In Through The Out Door
It’s funny how life works out. Given the chance, it is safe to assume Led Zeppelin would have bowed out with one helluva final album. Instead, they ended their career on a rather sedate note, 1979’s In Through The Out Door. It’s a somewhat mellower, less traditional sounding Led Zeppelin. Instead of grand guitar solos and hard-pounding mystical blues and heavy rock, one finds gentler sounds and more exotic styles. Some have suggested—and maybe this is so—that at this point in their career, they were bored with being Led Zeppelin.
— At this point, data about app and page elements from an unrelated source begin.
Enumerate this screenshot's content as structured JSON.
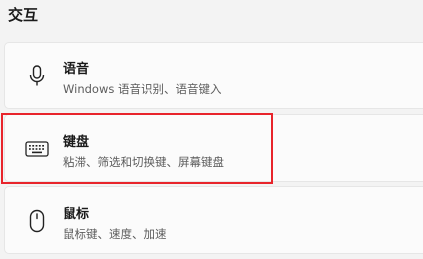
{
  "section": {
    "title": "交互"
  },
  "items": [
    {
      "title": "语音",
      "description": "Windows 语音识别、语音键入",
      "icon": "microphone-icon"
    },
    {
      "title": "键盘",
      "description": "粘滞、筛选和切换键、屏幕键盘",
      "icon": "keyboard-icon"
    },
    {
      "title": "鼠标",
      "description": "鼠标键、速度、加速",
      "icon": "mouse-icon"
    }
  ],
  "colors": {
    "background": "#f3f3f3",
    "card": "#fbfbfb",
    "highlight": "#e8242b"
  }
}
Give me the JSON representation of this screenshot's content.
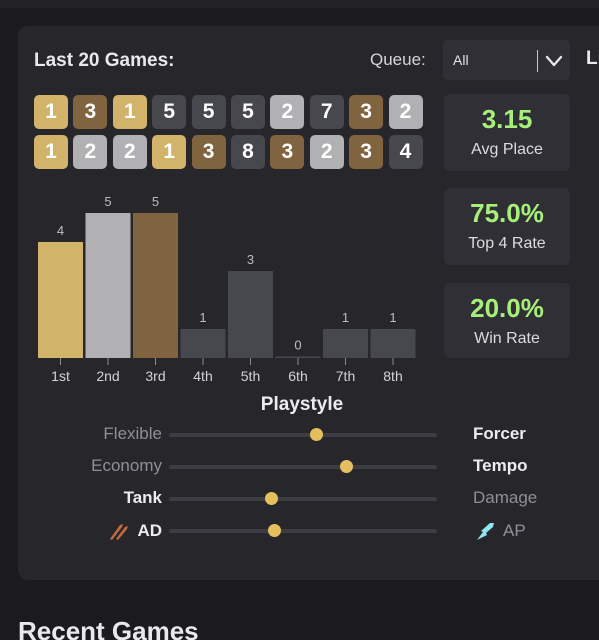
{
  "header": {
    "title": "Last 20 Games:",
    "queue_label": "Queue:",
    "queue_value": "All",
    "cutoff_text": "Li"
  },
  "colors": {
    "gold": "#d1b46a",
    "silver": "#b1b1b4",
    "bronze": "#80643f",
    "gray": "#47484d",
    "stat_green": "#a6f07a",
    "slider_knob": "#e3bf60"
  },
  "placements": [
    [
      "1",
      "3",
      "1",
      "5",
      "5",
      "5",
      "2",
      "7",
      "3",
      "2"
    ],
    [
      "1",
      "2",
      "2",
      "1",
      "3",
      "8",
      "3",
      "2",
      "3",
      "4"
    ]
  ],
  "stats": [
    {
      "value": "3.15",
      "label": "Avg Place"
    },
    {
      "value": "75.0%",
      "label": "Top 4 Rate"
    },
    {
      "value": "20.0%",
      "label": "Win Rate"
    }
  ],
  "chart_data": {
    "type": "bar",
    "categories": [
      "1st",
      "2nd",
      "3rd",
      "4th",
      "5th",
      "6th",
      "7th",
      "8th"
    ],
    "values": [
      4,
      5,
      5,
      1,
      3,
      0,
      1,
      1
    ],
    "ylim": [
      0,
      5
    ],
    "title": "",
    "xlabel": "",
    "ylabel": "",
    "bar_colors": [
      "#d1b46a",
      "#b1b1b4",
      "#80643f",
      "#47484d",
      "#47484d",
      "#47484d",
      "#47484d",
      "#47484d"
    ]
  },
  "playstyle": {
    "title": "Playstyle",
    "rows": [
      {
        "left": "Flexible",
        "right": "Forcer",
        "strong": "right",
        "value": 0.55,
        "icon_left": "",
        "icon_right": ""
      },
      {
        "left": "Economy",
        "right": "Tempo",
        "strong": "right",
        "value": 0.66,
        "icon_left": "",
        "icon_right": ""
      },
      {
        "left": "Tank",
        "right": "Damage",
        "strong": "left",
        "value": 0.38,
        "icon_left": "",
        "icon_right": ""
      },
      {
        "left": "AD",
        "right": "AP",
        "strong": "left",
        "value": 0.39,
        "icon_left": "sword-icon",
        "icon_right": "magic-icon"
      }
    ]
  },
  "footer": {
    "recent_title": "Recent Games"
  }
}
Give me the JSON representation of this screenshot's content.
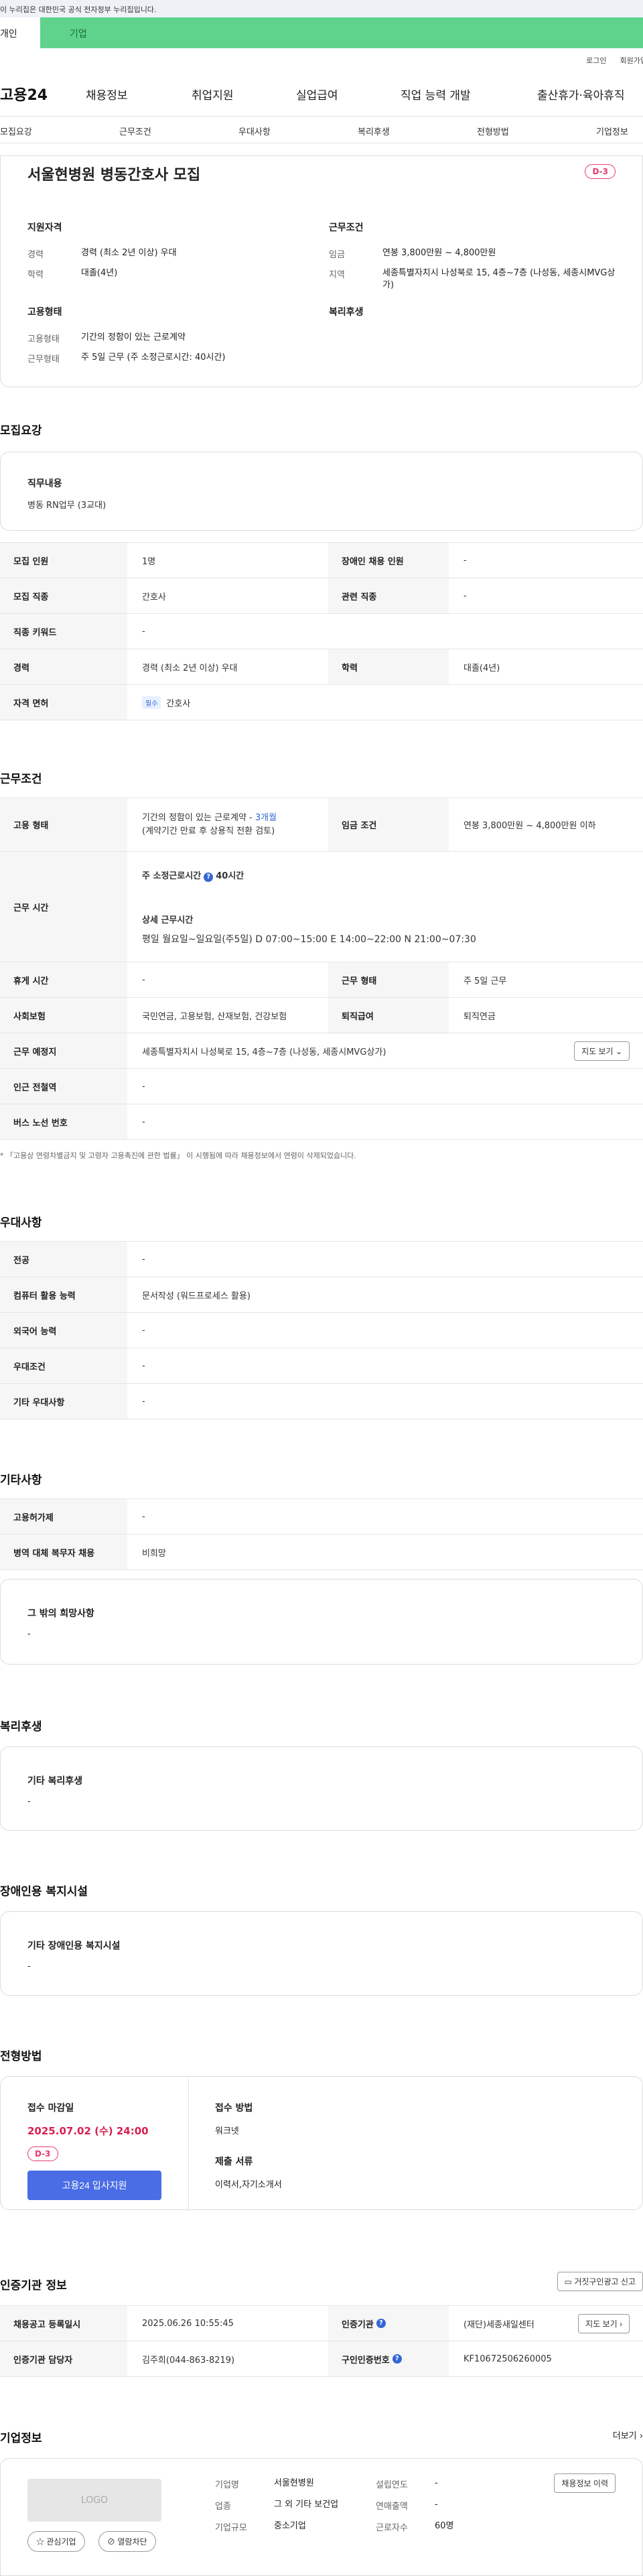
{
  "gov_banner": "이 누리집은 대한민국 공식 전자정부 누리집입니다.",
  "user_tabs": [
    "개인",
    "기업"
  ],
  "util": [
    "로그인",
    "회원가입"
  ],
  "logo": "고용24",
  "gnb": [
    "채용정보",
    "취업지원",
    "실업급여",
    "직업 능력 개발",
    "출산휴가·육아휴직"
  ],
  "anchor_nav": [
    "모집요강",
    "근무조건",
    "우대사항",
    "복리후생",
    "전형방법",
    "기업정보"
  ],
  "summary": {
    "title": "서울현병원 병동간호사 모집",
    "dday": "D-3",
    "qual_head": "지원자격",
    "career_label": "경력",
    "career_value": "경력 (최소 2년 이상) 우대",
    "edu_label": "학력",
    "edu_value": "대졸(4년)",
    "emp_head": "고용형태",
    "emptype_label": "고용형태",
    "emptype_value": "기간의 정함이 있는 근로계약",
    "worktype_label": "근무형태",
    "worktype_value": "주 5일 근무 (주 소정근로시간: 40시간)",
    "cond_head": "근무조건",
    "wage_label": "임금",
    "wage_value": "연봉 3,800만원 ~ 4,800만원",
    "area_label": "지역",
    "area_value": "세종특별자치시 나성북로 15, 4층~7층 (나성동, 세종시MVG상가)",
    "welfare_head": "복리후생"
  },
  "recruit": {
    "section_title": "모집요강",
    "duty_title": "직무내용",
    "duty_value": "병동 RN업무 (3교대)",
    "rows": {
      "headcount_label": "모집 인원",
      "headcount_value": "1명",
      "disabled_label": "장애인 채용 인원",
      "disabled_value": "-",
      "job_label": "모집 직종",
      "job_value": "간호사",
      "related_label": "관련 직종",
      "related_value": "-",
      "keyword_label": "직종 키워드",
      "keyword_value": "-",
      "career_label": "경력",
      "career_value": "경력 (최소 2년 이상) 우대",
      "edu_label": "학력",
      "edu_value": "대졸(4년)",
      "license_label": "자격 면허",
      "license_tag": "필수",
      "license_value": "간호사"
    }
  },
  "work": {
    "section_title": "근무조건",
    "emptype_label": "고용 형태",
    "emptype_value": "기간의 정함이 있는 근로계약 - ",
    "emptype_period": "3개월",
    "emptype_note": "(계약기간 만료 후 상용직 전환 검토)",
    "wage_label": "임금 조건",
    "wage_value": "연봉 3,800만원 ~ 4,800만원 이하",
    "hours_label": "근무 시간",
    "hours_week": "주 소정근로시간",
    "hours_week_value": "40시간",
    "hours_detail_title": "상세 근무시간",
    "hours_detail": "평일 월요일~일요일(주5일) D 07:00~15:00 E 14:00~22:00 N 21:00~07:30",
    "rest_label": "휴게 시간",
    "rest_value": "-",
    "worktype_label": "근무 형태",
    "worktype_value": "주 5일 근무",
    "insurance_label": "사회보험",
    "insurance_value": "국민연금, 고용보험, 산재보험, 건강보험",
    "retire_label": "퇴직급여",
    "retire_value": "퇴직연금",
    "place_label": "근무 예정지",
    "place_value": "세종특별자치시 나성북로 15, 4층~7층 (나성동, 세종시MVG상가)",
    "map_button": "지도 보기",
    "subway_label": "인근 전철역",
    "subway_value": "-",
    "bus_label": "버스 노선 번호",
    "bus_value": "-",
    "note": "* 「고용상 연령차별금지 및 고령자 고용촉진에 관한 법률」 이 시행됨에 따라 채용정보에서 연령이 삭제되었습니다."
  },
  "pref": {
    "section_title": "우대사항",
    "major_label": "전공",
    "major_value": "-",
    "pc_label": "컴퓨터 활용 능력",
    "pc_value": "문서작성 (워드프로세스 활용)",
    "lang_label": "외국어 능력",
    "lang_value": "-",
    "cond_label": "우대조건",
    "cond_value": "-",
    "etc_label": "기타 우대사항",
    "etc_value": "-"
  },
  "other": {
    "section_title": "기타사항",
    "permit_label": "고용허가제",
    "permit_value": "-",
    "military_label": "병역 대체 복무자 채용",
    "military_value": "비희망",
    "wish_title": "그 밖의 희망사항",
    "wish_value": "-"
  },
  "welfare": {
    "section_title": "복리후생",
    "box_title": "기타 복리후생",
    "box_value": "-"
  },
  "disabled": {
    "section_title": "장애인용 복지시설",
    "box_title": "기타 장애인용 복지시설",
    "box_value": "-"
  },
  "process": {
    "section_title": "전형방법",
    "deadline_title": "접수 마감일",
    "deadline_value": "2025.07.02 (수) 24:00",
    "dday": "D-3",
    "apply_button": "고용24 입사지원",
    "method_title": "접수 방법",
    "method_value": "워크넷",
    "docs_title": "제출 서류",
    "docs_value": "이력서,자기소개서"
  },
  "cert": {
    "section_title": "인증기관 정보",
    "report_button": "거짓구인광고 신고",
    "posted_label": "채용공고 등록일시",
    "posted_value": "2025.06.26 10:55:45",
    "agency_label": "인증기관",
    "agency_value": "(재단)세종새일센터",
    "map_button": "지도 보기",
    "manager_label": "인증기관 담당자",
    "manager_value": "김주희(044-863-8219)",
    "certno_label": "구인인증번호",
    "certno_value": "KF10672506260005"
  },
  "company": {
    "section_title": "기업정보",
    "more_link": "더보기",
    "logo_text": "LOGO",
    "interest_button": "관심기업",
    "block_button": "열람차단",
    "name_label": "기업명",
    "name_value": "서울현병원",
    "year_label": "설립연도",
    "year_value": "-",
    "industry_label": "업종",
    "industry_value": "그 외 기타 보건업",
    "sales_label": "연매출액",
    "sales_value": "-",
    "size_label": "기업규모",
    "size_value": "중소기업",
    "staff_label": "근로자수",
    "staff_value": "60명",
    "history_button": "채용정보 이력"
  }
}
In Through The Out Door is perhaps the least “Led Zeppelin” album in their catalog, but it’s exactly that lack of sonic continuity that makes it an appealing listen. Yes, yes, we know that Jimmy Page is a guitar GOD, Robert Plant sings with the voice of all dead bluesmen from the 1920s, and John Bonham’s drumming could cause the dead to rise from their graves. Another record to belabor that point would have been tedious.Instead, they decided to expand their sound and explore styles different from their own. It’s only on the album opening “In The Evening” that they offer a song that keeps to their hard rock tendencies, and album closer “I’m Gonna Crawl” is a heavy, morose blues ballad. “South Bound Suarez” is a glam-rock number that sounds a lot like Queen. “Hot Dog” is a boogie-woogie piano-driven rockabilly number that comes across as a belated tribute to the late Elvis Presley, and the epic “Carouselambra” is pure progressive rock, replete with pulsating synthesizers that sound unlike anything that had appeared on a Led Zeppelin record.
Even though they were unaware that the end was near, In Through The Out Door does close the curtain with two fantastic, now-classic Led Zeppelin numbers. “Fool In The Rain” is an outstanding piano number—comparisons to Billy Joel and Elton John are not unrealistic—and Plant’s voice takes on a rather tender timbre, and the best part of the song comes in the sudden, unexpected blast of joyous South American percussion line. It’s disarming, but it transforms the song into something more. The same can be said of “All My Love,” a song of love and longing that’s punctuated with a powerful, syncopated rhythm. It’s easily the best song on In Through The Out Door, and its role in the canon of classic Led Zeppelin songs is well-deserved. (This reissue also offers up a second disc of “rarities,” but aside from a number of the songs having different working titles, they all suffer from poor sound quality, and are hardly essential listening.)
And thus it was that Led Zeppelin’s world ended with neither bang nor whisper, but with eyes placed firmly ahead, a voyage into a new direction. We’ll never know exactly what could have been, and that is okay; we are denied the possibility of greatness that might have been, but so too are we denied a descent into mediocrity.